━━ Extracted data ━━

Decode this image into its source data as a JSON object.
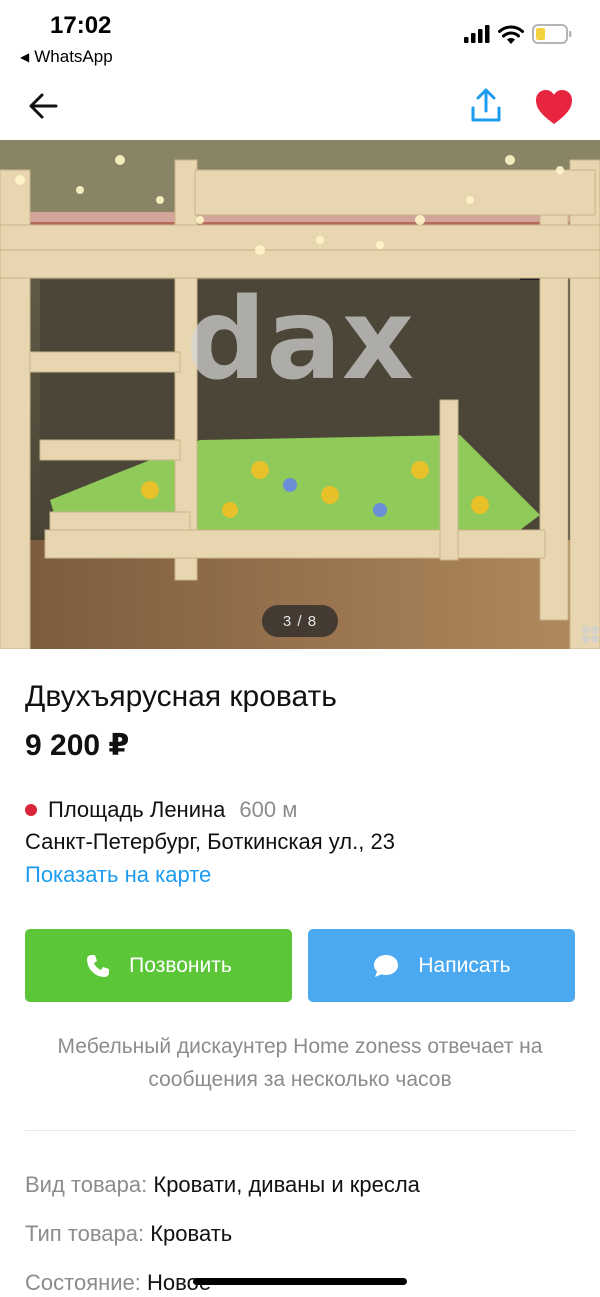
{
  "status_bar": {
    "time": "17:02",
    "back_app": "WhatsApp"
  },
  "photo": {
    "watermark": "dax",
    "counter": "3 / 8"
  },
  "listing": {
    "title": "Двухъярусная кровать",
    "price": "9 200 ₽",
    "metro_station": "Площадь Ленина",
    "metro_distance": "600 м",
    "metro_color": "#d9263b",
    "address": "Санкт-Петербург, Боткинская ул., 23",
    "map_link": "Показать на карте"
  },
  "actions": {
    "call_label": "Позвонить",
    "call_color": "#5cc639",
    "message_label": "Написать",
    "message_color": "#4aa9f0"
  },
  "seller_note": "Мебельный дискаунтер Home zoness отвечает на сообщения за несколько часов",
  "params": [
    {
      "label": "Вид товара:",
      "value": "Кровати, диваны и кресла"
    },
    {
      "label": "Тип товара:",
      "value": "Кровать"
    },
    {
      "label": "Состояние:",
      "value": "Новое"
    }
  ],
  "icons": [
    "back-arrow-icon",
    "share-icon",
    "heart-icon",
    "phone-icon",
    "chat-bubble-icon",
    "signal-icon",
    "wifi-icon",
    "battery-icon"
  ]
}
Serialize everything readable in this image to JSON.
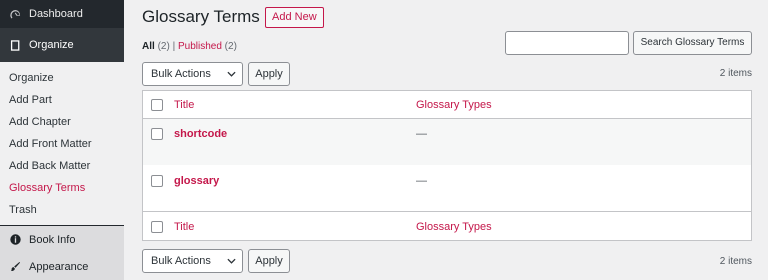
{
  "sidebar": {
    "dashboard": "Dashboard",
    "organize": "Organize",
    "submenu": [
      "Organize",
      "Add Part",
      "Add Chapter",
      "Add Front Matter",
      "Add Back Matter",
      "Glossary Terms",
      "Trash"
    ],
    "active_index": 5,
    "book_info": "Book Info",
    "appearance": "Appearance"
  },
  "page": {
    "title": "Glossary Terms",
    "add_new": "Add New"
  },
  "filters": {
    "all_label": "All",
    "all_count": "(2)",
    "separator": "|",
    "published_label": "Published",
    "published_count": "(2)"
  },
  "search": {
    "placeholder": "",
    "button": "Search Glossary Terms"
  },
  "bulk": {
    "label": "Bulk Actions",
    "apply": "Apply",
    "items": "2 items"
  },
  "table": {
    "columns": [
      "Title",
      "Glossary Types"
    ],
    "rows": [
      {
        "title": "shortcode",
        "type": "—"
      },
      {
        "title": "glossary",
        "type": "—"
      }
    ]
  },
  "colors": {
    "accent": "#c4174a",
    "sidebar_bg": "#23282d"
  }
}
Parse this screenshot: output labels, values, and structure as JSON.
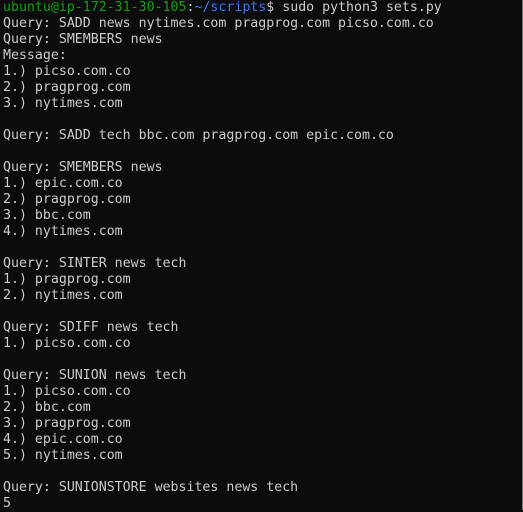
{
  "terminal": {
    "prompt": {
      "user_host": "ubuntu@ip-172-31-30-105",
      "separator": ":",
      "path": "~/scripts",
      "dollar": "$ ",
      "command": "sudo python3 sets.py"
    },
    "lines": [
      "Query: SADD news nytimes.com pragprog.com picso.com.co",
      "Query: SMEMBERS news",
      "Message:",
      "1.) picso.com.co",
      "2.) pragprog.com",
      "3.) nytimes.com",
      "",
      "Query: SADD tech bbc.com pragprog.com epic.com.co",
      "",
      "Query: SMEMBERS news",
      "1.) epic.com.co",
      "2.) pragprog.com",
      "3.) bbc.com",
      "4.) nytimes.com",
      "",
      "Query: SINTER news tech",
      "1.) pragprog.com",
      "2.) nytimes.com",
      "",
      "Query: SDIFF news tech",
      "1.) picso.com.co",
      "",
      "Query: SUNION news tech",
      "1.) picso.com.co",
      "2.) bbc.com",
      "3.) pragprog.com",
      "4.) epic.com.co",
      "5.) nytimes.com",
      "",
      "Query: SUNIONSTORE websites news tech",
      "5"
    ],
    "colors": {
      "background": "#0c0c0c",
      "text": "#cccccc",
      "prompt_user": "#13a10e",
      "prompt_path": "#3b78ff"
    }
  }
}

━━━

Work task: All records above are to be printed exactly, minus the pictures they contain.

Answer section:
Decode this image into its source data as a JSON object.
{
  "status_bar": {
    "time": "17:02",
    "back_app": "WhatsApp"
  },
  "photo": {
    "watermark": "dax",
    "counter": "3 / 8"
  },
  "listing": {
    "title": "Двухъярусная кровать",
    "price": "9 200 ₽",
    "metro_station": "Площадь Ленина",
    "metro_distance": "600 м",
    "metro_color": "#d9263b",
    "address": "Санкт-Петербург, Боткинская ул., 23",
    "map_link": "Показать на карте"
  },
  "actions": {
    "call_label": "Позвонить",
    "call_color": "#5cc639",
    "message_label": "Написать",
    "message_color": "#4aa9f0"
  },
  "seller_note": "Мебельный дискаунтер Home zoness отвечает на сообщения за несколько часов",
  "params": [
    {
      "label": "Вид товара:",
      "value": "Кровати, диваны и кресла"
    },
    {
      "label": "Тип товара:",
      "value": "Кровать"
    },
    {
      "label": "Состояние:",
      "value": "Новое"
    }
  ],
  "icons": [
    "back-arrow-icon",
    "share-icon",
    "heart-icon",
    "phone-icon",
    "chat-bubble-icon",
    "signal-icon",
    "wifi-icon",
    "battery-icon"
  ]
}
Serialize everything readable in this image to JSON.
{
  "sidebar": {
    "dashboard": "Dashboard",
    "organize": "Organize",
    "submenu": [
      "Organize",
      "Add Part",
      "Add Chapter",
      "Add Front Matter",
      "Add Back Matter",
      "Glossary Terms",
      "Trash"
    ],
    "active_index": 5,
    "book_info": "Book Info",
    "appearance": "Appearance"
  },
  "page": {
    "title": "Glossary Terms",
    "add_new": "Add New"
  },
  "filters": {
    "all_label": "All",
    "all_count": "(2)",
    "separator": "|",
    "published_label": "Published",
    "published_count": "(2)"
  },
  "search": {
    "placeholder": "",
    "button": "Search Glossary Terms"
  },
  "bulk": {
    "label": "Bulk Actions",
    "apply": "Apply",
    "items": "2 items"
  },
  "table": {
    "columns": [
      "Title",
      "Glossary Types"
    ],
    "rows": [
      {
        "title": "shortcode",
        "type": "—"
      },
      {
        "title": "glossary",
        "type": "—"
      }
    ]
  },
  "colors": {
    "accent": "#c4174a",
    "sidebar_bg": "#23282d"
  }
}
Parse this screenshot: output labels, values, and structure as JSON.
{
  "terminal": {
    "prompt": {
      "user_host": "ubuntu@ip-172-31-30-105",
      "separator": ":",
      "path": "~/scripts",
      "dollar": "$ ",
      "command": "sudo python3 sets.py"
    },
    "lines": [
      "Query: SADD news nytimes.com pragprog.com picso.com.co",
      "Query: SMEMBERS news",
      "Message:",
      "1.) picso.com.co",
      "2.) pragprog.com",
      "3.) nytimes.com",
      "",
      "Query: SADD tech bbc.com pragprog.com epic.com.co",
      "",
      "Query: SMEMBERS news",
      "1.) epic.com.co",
      "2.) pragprog.com",
      "3.) bbc.com",
      "4.) nytimes.com",
      "",
      "Query: SINTER news tech",
      "1.) pragprog.com",
      "2.) nytimes.com",
      "",
      "Query: SDIFF news tech",
      "1.) picso.com.co",
      "",
      "Query: SUNION news tech",
      "1.) picso.com.co",
      "2.) bbc.com",
      "3.) pragprog.com",
      "4.) epic.com.co",
      "5.) nytimes.com",
      "",
      "Query: SUNIONSTORE websites news tech",
      "5"
    ],
    "colors": {
      "background": "#0c0c0c",
      "text": "#cccccc",
      "prompt_user": "#13a10e",
      "prompt_path": "#3b78ff"
    }
  }
}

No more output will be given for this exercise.